If working as an elected full-time student representative for three years has taught me anything, it’s this: unless people feel as though they can make a difference, then they’re not going to bother.
Across our Scottish campuses, I’ve found that students’ associations are the experts in communicating to students how they can make a difference and why they should bother. You can walk into any students’ association across the country and casually bump into super humans who have childcare responsibilities, three assessment deadlines, a house to look after, a part-time job and have just ‘popped in’ to their students’ association to organise, manage and deliver a charity event. These students organise food banks, they fight for liberation, they chair meetings, they cover news stories and write articles to student magazines, they stand for hours in rain or shine to hand out free tea and coffee, all in the spirit of helping others.
The SDGs is one set of goals that will require society as-a-whole to achieve them, not least our super human students. Yet, the global issues they aim to solve can appear so unachievable that it is challenging to communicate to students how their roles in society are crucial in achieving them. So, how can we empower all students to recognise that they truly can make a difference to these global challenges with which we’re presented?
The answer to this question is simple: education.
Education is the one thing that is relevant to every single student in Scotland, whether they study quantity surveying or medicine or beauty therapy or molecular biology or nursing or fashion.

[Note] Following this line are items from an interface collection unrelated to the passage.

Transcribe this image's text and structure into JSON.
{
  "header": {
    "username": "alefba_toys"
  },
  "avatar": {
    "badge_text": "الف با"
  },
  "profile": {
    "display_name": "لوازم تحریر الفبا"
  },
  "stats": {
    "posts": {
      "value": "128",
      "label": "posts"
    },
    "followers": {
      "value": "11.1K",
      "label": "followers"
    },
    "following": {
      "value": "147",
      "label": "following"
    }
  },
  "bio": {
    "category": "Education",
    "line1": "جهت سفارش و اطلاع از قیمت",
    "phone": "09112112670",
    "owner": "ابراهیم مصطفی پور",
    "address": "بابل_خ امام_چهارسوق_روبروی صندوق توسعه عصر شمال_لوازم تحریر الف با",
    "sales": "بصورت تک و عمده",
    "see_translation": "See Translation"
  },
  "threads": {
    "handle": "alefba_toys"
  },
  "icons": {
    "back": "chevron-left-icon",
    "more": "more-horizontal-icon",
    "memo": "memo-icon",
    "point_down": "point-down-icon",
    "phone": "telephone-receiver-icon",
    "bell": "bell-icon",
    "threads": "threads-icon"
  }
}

And it is the one thing that can empower students to help to achieve the SDGs within their relevant fields, whether it’s understanding the supply chain of hair dressing products or the challenges that the global poor face in accessing health care.
At NUS, we know how important raising awareness of the SDGs is for students in securing a positive future for global society. Therefore, to promote this positive initiative, we run a campaign called SDG Teach-In, where we encourage all courses across all our educational institutions to integrate SDGs into their curriculums. We realise that, amongst all the wonderful things students do to help others, the SDGs are one of the most important ways that students can create an equitable future for society both at home and across seas.
As I said at the beginning: people need to know the difference they can make. Students are the drivers of this change. They are the leaders of our future, the ones who will drive our political agendas and change how the world around us works. Therefore, I only hope that the number of curriculums that integrate SDGs grows to reflect the urgency that is needed for us to act together in combatting the global challenges that face us.
Because we can all make a difference and, when it comes to achieving the SDGs, we all need to bother.